Within the entries below, find every line that has the string "nome", then copy it.
——
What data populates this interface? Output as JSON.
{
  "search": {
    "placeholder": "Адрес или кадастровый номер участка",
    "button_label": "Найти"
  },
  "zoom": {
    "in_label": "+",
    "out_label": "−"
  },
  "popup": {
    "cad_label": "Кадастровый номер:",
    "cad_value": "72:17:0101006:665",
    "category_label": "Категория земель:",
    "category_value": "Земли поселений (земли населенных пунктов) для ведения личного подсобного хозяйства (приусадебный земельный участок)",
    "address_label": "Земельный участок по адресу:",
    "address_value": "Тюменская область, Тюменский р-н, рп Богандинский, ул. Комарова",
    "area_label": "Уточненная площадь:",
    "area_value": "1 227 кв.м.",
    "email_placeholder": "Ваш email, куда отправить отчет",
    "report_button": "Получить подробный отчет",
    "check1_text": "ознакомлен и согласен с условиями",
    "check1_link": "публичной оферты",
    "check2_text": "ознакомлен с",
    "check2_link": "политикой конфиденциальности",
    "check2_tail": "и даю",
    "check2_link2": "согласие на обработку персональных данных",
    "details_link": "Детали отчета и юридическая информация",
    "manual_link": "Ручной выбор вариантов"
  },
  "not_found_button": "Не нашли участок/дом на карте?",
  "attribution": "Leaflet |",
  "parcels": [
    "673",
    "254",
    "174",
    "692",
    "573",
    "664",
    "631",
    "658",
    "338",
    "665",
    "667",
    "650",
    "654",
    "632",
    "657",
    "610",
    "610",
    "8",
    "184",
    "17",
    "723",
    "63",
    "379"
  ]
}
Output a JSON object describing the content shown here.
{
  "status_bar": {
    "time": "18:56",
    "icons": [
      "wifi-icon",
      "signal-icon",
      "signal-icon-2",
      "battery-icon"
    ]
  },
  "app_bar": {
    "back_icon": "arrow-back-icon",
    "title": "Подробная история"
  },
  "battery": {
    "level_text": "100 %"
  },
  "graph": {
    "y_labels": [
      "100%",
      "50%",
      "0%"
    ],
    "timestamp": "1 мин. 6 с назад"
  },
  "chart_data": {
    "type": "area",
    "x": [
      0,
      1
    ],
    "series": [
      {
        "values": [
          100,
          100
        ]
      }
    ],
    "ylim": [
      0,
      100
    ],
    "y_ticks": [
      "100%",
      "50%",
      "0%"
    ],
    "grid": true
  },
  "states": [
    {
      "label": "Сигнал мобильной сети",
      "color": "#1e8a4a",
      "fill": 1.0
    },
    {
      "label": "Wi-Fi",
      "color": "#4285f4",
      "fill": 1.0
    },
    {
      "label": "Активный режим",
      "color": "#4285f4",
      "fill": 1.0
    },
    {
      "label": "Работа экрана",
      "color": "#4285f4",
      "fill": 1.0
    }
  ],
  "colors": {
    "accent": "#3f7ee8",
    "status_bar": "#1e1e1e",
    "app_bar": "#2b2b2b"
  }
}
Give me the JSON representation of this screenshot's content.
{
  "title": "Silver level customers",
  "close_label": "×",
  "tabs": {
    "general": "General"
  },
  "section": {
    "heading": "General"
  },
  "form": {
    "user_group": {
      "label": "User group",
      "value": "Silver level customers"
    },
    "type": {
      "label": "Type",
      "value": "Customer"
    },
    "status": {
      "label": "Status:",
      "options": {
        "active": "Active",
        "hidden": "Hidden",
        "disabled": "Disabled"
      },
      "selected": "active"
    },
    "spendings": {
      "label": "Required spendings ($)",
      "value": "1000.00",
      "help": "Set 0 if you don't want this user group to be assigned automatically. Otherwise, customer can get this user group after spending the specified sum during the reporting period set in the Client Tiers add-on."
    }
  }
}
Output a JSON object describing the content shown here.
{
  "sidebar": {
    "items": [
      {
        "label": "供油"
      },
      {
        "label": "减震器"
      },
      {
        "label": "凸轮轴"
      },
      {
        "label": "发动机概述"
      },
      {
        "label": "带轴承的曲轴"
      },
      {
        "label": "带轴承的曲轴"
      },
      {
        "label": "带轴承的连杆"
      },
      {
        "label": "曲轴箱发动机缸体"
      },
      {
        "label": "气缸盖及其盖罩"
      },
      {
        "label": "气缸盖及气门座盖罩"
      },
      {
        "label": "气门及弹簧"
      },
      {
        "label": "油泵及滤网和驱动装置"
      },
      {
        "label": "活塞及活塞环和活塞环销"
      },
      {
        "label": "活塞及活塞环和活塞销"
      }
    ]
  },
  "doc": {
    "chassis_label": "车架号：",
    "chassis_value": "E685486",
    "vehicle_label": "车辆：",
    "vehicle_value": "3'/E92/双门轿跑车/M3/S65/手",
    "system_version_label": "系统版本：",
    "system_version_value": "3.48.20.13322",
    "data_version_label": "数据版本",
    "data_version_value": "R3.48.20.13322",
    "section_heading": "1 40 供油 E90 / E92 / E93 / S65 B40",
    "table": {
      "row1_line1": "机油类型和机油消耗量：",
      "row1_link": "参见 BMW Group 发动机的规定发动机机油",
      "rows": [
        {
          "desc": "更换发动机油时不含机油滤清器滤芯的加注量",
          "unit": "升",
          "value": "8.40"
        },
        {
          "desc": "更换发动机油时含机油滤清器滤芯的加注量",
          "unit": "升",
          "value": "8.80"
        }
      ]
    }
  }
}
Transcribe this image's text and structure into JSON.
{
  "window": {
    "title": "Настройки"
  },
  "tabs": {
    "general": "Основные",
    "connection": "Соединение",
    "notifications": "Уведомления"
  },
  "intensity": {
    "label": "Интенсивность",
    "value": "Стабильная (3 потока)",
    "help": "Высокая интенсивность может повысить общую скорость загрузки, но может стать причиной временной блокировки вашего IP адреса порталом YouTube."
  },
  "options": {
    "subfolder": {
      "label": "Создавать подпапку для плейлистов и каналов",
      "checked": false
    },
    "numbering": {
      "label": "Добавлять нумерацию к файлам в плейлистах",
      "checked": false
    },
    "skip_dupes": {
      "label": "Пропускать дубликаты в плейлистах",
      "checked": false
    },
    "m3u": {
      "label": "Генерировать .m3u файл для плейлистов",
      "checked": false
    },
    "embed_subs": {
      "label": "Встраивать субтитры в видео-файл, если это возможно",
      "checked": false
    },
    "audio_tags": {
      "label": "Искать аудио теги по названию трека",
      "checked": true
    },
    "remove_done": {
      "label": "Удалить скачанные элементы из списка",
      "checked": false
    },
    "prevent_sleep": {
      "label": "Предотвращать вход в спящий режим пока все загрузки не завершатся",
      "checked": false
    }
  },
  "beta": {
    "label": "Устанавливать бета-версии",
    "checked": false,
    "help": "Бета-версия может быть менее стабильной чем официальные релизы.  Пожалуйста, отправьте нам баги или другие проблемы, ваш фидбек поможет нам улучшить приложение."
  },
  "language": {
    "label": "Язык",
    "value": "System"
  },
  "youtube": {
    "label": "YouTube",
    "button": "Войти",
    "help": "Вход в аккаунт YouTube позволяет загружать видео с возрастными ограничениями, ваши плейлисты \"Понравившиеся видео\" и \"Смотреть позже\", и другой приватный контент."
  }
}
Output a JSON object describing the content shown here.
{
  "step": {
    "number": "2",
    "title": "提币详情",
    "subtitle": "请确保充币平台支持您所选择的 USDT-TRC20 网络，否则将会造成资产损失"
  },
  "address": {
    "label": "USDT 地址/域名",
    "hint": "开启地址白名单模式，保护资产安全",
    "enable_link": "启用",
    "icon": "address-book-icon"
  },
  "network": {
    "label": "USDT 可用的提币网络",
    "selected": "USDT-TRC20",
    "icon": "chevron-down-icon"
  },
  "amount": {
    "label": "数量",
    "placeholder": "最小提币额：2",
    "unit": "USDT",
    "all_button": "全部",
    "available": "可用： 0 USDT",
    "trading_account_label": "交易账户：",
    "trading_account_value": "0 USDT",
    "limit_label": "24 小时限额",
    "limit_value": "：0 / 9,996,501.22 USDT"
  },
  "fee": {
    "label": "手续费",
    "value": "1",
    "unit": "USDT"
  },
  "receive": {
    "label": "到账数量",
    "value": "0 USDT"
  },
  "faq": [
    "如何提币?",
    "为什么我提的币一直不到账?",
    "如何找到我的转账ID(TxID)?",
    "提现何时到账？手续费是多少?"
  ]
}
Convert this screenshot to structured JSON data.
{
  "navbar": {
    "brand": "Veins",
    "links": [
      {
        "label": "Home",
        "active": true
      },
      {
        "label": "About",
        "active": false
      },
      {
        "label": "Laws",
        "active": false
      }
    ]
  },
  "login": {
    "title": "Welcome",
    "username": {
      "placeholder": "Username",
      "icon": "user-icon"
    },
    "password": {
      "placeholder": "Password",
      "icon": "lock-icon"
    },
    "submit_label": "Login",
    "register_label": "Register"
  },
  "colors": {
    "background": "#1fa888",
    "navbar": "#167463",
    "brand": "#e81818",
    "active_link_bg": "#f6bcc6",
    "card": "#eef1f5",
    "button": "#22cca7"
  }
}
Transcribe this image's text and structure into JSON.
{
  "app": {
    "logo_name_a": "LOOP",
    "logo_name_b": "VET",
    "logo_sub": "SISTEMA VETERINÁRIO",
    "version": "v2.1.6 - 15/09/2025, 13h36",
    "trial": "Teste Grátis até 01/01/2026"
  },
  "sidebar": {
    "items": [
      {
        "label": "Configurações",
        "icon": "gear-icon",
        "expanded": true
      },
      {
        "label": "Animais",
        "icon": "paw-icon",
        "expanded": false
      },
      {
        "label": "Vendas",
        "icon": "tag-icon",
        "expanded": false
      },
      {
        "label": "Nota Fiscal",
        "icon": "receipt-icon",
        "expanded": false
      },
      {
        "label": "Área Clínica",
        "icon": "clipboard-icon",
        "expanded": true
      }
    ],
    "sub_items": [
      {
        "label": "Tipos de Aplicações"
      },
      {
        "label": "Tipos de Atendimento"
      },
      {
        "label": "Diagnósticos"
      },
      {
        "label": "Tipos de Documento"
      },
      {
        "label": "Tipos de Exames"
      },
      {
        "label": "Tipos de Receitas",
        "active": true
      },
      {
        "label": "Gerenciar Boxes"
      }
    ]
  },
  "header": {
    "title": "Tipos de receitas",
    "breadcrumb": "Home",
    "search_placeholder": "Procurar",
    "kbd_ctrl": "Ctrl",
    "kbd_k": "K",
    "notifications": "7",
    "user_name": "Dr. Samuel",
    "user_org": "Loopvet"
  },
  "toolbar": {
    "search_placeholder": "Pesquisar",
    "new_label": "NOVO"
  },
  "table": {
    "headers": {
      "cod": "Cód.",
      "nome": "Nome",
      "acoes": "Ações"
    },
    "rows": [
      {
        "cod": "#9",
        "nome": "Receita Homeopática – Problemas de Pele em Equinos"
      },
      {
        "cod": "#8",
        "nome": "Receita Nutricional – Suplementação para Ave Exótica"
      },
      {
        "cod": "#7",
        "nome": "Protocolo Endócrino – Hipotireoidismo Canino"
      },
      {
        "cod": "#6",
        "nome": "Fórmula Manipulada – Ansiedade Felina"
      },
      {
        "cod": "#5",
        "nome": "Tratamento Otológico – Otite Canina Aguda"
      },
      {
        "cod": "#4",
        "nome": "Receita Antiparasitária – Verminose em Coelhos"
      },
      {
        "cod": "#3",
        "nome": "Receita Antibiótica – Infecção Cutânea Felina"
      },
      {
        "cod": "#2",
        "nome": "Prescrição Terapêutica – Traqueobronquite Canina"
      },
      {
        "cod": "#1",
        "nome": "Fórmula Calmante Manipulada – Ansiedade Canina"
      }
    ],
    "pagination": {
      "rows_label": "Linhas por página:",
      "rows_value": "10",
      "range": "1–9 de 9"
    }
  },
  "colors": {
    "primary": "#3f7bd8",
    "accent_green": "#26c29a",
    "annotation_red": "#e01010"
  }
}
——
**ANSWER SPACE**
      "nome": "Nome",
        "nome": "Receita Homeopática – Problemas de Pele em Equinos"
        "nome": "Receita Nutricional – Suplementação para Ave Exótica"
        "nome": "Protocolo Endócrino – Hipotireoidismo Canino"
        "nome": "Fórmula Manipulada – Ansiedade Felina"
        "nome": "Tratamento Otológico – Otite Canina Aguda"
        "nome": "Receita Antiparasitária – Verminose em Coelhos"
        "nome": "Receita Antibiótica – Infecção Cutânea Felina"
        "nome": "Prescrição Terapêutica – Traqueobronquite Canina"
        "nome": "Fórmula Calmante Manipulada – Ansiedade Canina"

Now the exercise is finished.